[Data records for software interfaces]
'''

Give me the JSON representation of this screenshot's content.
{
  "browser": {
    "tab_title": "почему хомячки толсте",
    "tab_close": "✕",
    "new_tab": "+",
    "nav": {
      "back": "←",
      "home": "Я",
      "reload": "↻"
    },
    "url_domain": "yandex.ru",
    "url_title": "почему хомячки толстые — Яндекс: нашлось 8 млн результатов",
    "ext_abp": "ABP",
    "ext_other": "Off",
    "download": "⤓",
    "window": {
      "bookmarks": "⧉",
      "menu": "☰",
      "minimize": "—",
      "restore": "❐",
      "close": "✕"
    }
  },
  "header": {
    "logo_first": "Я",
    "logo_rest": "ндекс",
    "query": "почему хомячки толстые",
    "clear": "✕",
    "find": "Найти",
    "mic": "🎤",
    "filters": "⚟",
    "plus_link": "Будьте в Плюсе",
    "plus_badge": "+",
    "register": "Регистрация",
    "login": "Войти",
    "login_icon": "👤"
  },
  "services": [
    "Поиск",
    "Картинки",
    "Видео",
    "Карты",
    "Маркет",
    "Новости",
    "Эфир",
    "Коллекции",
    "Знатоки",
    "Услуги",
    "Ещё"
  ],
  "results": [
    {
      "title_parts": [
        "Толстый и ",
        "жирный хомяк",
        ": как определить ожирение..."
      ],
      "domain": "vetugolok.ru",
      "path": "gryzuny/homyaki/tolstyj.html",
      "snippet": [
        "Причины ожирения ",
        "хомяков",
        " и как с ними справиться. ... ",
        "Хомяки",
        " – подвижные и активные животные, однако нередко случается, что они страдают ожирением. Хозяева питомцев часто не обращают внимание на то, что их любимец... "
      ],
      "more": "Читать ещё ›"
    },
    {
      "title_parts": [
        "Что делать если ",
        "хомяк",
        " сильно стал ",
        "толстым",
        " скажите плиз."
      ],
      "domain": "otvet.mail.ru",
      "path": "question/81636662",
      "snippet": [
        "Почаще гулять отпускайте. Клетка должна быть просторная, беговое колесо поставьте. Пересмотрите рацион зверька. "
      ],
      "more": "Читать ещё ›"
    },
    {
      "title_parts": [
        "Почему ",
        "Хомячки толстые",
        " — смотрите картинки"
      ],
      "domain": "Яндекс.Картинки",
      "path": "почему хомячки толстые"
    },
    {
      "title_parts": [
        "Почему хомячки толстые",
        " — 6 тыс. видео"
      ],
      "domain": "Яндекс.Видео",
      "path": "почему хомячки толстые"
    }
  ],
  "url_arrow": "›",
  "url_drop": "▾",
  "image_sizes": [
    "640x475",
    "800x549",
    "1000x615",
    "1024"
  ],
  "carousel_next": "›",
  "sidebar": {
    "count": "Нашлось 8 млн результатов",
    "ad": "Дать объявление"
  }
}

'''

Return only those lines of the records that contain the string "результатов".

Your response ::
    "url_title": "почему хомячки толстые — Яндекс: нашлось 8 млн результатов",
    "count": "Нашлось 8 млн результатов",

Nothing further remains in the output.